My Yahel family consists of my fellow Yahelniks who have been through the awkward first bus ride, crazy water hikes through rivers, fun nights out, and everything in between together. These people that I met a mere three months ago on a street with a pile of suitcases have become people I can talk about the struggles and happiness of living in a new country, talk about topics that I don’t usually think enough about, laugh so hard I cry, and miss when I don’t see them for several days. Every Thursday we have combined learning days to hear from It is fascinating to me that a group of people who live in North America with drastically different backgrounds could all find our ways to Yahel where we connect and learn from each other.
For Hanukkah, we each went on our own adventures in Israel, Cyprus, Istanbul, Germany, Prague, Budapest, Vienna, America, and Amsterdam. My friend Dustin and I decided to take on Italy (stay tuned for a post dedicated just to our trip!) As our hostel lady, Monica, became our pseudo family for the couple days we spent in Rome, she deserves a spot in this post. When we first arrived in Rome, we were exhausted and got very lost on the confusing Roman metro lines. Arriving close to an hour after I told her we would be there, I was incredibly apologetic and she brushed it all off with a hug and “Welcome to Rome!”- almost like being in Tennessee plus an Italian accent. 🙂 When she found that we had no real concrete schedule for our time in Rome, Monica proceeded to give us two maps of Rome- one with close to 20 sticky notes of the best gelato, restaurants, and coffee, and the other with circles of the best monuments with which bus or metro to take to get there. She also sat with us for close to an hour describing the special spots to find, history behind where we were staying, who she is, why Italian coffee is the best, the fun coincidence that we arrived on the Feast of Immaculate Conception, how to lock and unlock our door – everything we needed to know about Rome. She kept checking in via email and in person wondering how our time was and what else we needed. I was hoping to find fun Italians and Monica did not disappoint with the crazy Italian mother personality…I instantly fell in love!
While I am here, I get so many fun stories from home. One of my favorites was a couple weeks ago when I was talking to my friend Chelsea and she was driving to my grandmother’s house to eat dinner and make latkes. (Not only happened one time– the next week she went to my house with her boyfriend to make more latkes!) How incredibly fun is it that I am on the other side of an ocean being adopted by new families and my family is adopting a her?! Have to love human kindness and generosity.
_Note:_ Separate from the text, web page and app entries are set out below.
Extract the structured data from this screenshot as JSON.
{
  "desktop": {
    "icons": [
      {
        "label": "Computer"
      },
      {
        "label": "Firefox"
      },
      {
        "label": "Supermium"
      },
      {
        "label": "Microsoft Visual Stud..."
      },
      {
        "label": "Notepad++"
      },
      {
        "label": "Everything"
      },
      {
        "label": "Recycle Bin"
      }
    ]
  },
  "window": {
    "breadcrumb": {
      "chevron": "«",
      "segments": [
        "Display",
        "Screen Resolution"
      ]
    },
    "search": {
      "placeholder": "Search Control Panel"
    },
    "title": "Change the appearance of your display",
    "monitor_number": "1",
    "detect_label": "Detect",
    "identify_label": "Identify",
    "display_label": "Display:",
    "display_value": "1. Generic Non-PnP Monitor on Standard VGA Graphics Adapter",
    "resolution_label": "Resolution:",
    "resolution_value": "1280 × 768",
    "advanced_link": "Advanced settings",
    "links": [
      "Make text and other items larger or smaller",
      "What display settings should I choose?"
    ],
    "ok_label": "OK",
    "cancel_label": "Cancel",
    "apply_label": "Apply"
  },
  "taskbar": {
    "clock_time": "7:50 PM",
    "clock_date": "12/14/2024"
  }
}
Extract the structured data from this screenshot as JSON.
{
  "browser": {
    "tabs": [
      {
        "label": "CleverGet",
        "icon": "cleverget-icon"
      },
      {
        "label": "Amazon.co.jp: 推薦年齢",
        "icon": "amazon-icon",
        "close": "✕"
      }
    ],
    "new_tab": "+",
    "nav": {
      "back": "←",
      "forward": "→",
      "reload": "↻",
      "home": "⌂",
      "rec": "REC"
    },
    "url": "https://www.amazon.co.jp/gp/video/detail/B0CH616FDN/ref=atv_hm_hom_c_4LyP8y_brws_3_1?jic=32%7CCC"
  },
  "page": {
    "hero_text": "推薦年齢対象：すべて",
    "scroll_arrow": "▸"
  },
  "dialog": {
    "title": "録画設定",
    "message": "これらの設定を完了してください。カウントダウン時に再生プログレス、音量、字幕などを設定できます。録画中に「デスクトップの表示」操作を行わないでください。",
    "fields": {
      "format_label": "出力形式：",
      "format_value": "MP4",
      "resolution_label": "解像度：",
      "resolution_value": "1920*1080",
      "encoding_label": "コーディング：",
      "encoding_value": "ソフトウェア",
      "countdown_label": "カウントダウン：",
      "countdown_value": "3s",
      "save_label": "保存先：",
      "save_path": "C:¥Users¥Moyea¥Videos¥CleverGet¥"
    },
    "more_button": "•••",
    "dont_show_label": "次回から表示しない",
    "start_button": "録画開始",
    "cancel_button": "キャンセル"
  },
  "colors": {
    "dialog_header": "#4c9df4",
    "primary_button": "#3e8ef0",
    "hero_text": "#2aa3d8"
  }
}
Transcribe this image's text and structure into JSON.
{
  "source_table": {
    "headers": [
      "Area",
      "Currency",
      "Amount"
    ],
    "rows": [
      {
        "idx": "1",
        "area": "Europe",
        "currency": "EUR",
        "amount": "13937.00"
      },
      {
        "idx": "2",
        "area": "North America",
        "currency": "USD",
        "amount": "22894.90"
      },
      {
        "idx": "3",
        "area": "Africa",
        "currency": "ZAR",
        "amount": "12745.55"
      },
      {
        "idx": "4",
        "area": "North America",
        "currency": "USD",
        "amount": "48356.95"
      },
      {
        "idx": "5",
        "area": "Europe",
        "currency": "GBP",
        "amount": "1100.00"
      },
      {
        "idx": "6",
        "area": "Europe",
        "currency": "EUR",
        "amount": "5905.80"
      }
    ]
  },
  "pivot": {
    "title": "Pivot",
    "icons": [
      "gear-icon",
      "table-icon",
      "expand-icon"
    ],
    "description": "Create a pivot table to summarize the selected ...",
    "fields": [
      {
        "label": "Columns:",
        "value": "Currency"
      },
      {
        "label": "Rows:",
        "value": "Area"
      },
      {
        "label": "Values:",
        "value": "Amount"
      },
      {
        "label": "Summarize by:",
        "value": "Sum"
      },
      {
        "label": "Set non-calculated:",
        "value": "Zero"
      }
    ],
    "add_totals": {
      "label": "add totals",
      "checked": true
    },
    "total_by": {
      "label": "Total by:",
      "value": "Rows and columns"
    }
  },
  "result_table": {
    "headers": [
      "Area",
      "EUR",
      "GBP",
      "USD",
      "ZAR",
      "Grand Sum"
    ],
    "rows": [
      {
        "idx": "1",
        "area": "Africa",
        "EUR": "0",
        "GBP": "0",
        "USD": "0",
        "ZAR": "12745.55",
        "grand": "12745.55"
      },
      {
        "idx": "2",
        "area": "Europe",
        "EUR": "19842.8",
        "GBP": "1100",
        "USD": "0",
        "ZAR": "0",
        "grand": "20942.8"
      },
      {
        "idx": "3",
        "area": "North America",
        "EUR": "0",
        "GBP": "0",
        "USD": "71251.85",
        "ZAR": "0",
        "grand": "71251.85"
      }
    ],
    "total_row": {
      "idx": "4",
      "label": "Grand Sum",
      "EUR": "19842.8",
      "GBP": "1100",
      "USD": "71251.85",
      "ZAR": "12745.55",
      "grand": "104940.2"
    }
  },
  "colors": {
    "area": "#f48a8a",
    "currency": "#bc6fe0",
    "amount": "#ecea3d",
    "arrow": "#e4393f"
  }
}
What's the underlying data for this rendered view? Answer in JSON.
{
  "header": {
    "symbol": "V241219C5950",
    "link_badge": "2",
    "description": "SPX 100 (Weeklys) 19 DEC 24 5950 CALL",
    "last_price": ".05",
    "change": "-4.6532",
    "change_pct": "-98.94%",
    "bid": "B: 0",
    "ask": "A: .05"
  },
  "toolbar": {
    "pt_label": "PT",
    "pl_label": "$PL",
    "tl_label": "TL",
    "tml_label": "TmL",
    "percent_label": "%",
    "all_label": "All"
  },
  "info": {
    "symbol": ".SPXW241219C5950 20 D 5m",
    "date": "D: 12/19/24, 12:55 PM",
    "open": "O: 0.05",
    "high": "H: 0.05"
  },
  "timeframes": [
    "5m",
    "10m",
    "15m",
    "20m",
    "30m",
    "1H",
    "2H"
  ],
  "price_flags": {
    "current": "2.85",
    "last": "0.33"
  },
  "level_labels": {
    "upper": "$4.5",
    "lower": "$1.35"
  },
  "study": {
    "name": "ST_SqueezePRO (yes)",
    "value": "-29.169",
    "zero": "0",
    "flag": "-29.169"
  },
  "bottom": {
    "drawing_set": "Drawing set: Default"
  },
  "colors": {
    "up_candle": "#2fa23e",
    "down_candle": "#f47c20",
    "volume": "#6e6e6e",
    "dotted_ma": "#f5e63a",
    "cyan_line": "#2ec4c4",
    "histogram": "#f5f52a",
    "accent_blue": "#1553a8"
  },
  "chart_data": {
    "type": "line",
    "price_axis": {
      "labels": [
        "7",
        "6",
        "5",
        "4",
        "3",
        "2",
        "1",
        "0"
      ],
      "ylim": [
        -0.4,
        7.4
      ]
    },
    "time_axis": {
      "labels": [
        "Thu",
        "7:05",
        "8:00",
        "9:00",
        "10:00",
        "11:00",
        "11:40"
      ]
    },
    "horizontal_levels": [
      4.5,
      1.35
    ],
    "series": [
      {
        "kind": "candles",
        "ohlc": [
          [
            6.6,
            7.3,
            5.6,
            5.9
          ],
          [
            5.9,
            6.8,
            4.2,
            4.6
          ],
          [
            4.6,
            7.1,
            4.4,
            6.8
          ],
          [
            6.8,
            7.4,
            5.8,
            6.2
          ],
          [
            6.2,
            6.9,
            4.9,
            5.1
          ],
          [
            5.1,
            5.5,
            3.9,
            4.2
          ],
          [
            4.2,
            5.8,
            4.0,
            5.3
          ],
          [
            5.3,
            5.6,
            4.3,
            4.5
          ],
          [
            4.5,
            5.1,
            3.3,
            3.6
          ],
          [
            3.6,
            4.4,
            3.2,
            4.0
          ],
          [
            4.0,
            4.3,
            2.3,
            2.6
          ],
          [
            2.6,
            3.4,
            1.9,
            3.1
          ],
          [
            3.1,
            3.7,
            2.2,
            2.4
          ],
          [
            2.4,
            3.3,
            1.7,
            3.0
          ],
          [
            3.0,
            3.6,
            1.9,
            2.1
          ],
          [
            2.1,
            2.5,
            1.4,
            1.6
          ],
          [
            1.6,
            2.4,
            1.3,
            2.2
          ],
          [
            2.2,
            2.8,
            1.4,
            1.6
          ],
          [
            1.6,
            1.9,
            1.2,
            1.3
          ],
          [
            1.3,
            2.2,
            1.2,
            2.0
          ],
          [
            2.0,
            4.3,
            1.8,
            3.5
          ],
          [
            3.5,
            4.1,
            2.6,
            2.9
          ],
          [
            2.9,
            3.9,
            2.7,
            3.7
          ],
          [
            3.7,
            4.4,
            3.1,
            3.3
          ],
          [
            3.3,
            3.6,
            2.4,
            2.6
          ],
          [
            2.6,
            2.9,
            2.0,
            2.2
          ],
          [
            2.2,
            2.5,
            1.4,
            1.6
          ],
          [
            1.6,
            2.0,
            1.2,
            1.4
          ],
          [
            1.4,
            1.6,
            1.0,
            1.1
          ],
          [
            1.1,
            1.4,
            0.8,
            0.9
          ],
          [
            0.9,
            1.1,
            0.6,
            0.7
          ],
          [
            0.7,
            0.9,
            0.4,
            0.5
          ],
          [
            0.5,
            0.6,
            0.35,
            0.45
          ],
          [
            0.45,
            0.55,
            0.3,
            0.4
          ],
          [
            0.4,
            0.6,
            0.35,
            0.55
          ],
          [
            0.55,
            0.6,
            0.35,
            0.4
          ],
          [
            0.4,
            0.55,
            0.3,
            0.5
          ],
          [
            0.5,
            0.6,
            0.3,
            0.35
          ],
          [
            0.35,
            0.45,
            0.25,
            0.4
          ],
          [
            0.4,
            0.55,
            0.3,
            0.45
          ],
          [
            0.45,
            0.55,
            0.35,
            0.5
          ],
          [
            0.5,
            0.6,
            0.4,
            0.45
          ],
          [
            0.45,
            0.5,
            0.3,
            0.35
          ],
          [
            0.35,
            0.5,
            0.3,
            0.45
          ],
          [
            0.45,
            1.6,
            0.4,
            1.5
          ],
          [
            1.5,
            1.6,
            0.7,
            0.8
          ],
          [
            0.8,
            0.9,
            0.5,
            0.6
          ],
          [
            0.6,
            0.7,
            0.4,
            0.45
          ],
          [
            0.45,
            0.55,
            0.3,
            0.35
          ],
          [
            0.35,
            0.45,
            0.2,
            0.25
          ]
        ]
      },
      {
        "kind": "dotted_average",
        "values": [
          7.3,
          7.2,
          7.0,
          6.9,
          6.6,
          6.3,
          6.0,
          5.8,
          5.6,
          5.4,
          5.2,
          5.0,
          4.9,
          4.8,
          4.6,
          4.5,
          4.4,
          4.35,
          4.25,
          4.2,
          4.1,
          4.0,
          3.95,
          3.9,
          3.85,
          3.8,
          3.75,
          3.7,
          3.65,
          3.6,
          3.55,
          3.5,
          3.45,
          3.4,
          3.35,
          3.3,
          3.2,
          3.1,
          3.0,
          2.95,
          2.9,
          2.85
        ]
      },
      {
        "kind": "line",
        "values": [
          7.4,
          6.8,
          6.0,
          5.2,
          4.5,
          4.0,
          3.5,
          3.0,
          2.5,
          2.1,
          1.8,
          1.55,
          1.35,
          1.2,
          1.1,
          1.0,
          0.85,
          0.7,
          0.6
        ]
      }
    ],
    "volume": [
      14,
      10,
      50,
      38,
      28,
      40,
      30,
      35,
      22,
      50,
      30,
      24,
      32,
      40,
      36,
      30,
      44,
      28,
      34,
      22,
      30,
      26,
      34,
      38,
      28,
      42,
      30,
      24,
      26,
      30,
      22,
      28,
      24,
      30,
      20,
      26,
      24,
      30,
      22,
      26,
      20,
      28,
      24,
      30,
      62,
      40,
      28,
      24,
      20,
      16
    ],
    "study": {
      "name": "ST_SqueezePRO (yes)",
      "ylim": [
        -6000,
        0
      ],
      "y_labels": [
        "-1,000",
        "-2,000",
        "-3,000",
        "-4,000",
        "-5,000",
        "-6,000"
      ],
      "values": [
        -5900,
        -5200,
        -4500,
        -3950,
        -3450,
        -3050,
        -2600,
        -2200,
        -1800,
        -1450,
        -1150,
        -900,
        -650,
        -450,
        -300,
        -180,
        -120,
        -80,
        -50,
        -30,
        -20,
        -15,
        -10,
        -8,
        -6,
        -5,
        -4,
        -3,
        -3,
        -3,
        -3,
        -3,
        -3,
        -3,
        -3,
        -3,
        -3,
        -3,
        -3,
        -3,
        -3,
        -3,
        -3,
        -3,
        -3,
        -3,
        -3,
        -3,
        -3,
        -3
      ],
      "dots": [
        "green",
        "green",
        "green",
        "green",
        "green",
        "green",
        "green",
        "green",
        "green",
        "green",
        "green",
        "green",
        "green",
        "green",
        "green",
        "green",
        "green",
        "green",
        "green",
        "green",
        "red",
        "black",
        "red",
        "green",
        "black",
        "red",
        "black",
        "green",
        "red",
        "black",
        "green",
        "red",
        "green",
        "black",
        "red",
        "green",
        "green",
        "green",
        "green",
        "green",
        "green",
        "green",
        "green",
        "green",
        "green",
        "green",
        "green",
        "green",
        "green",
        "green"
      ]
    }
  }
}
It is hard to believe that I am a third of the way through my time in Israel. I have learned so many new perspectives, met many different people and experienced things I never even knew existed. This is the start of an incredible journey with amazing people and new families, and I am so thankful to be here – even if they don’t have Christmas trees! 🙂
Happy late Hanukkah and Merry almost Christmas, one and all!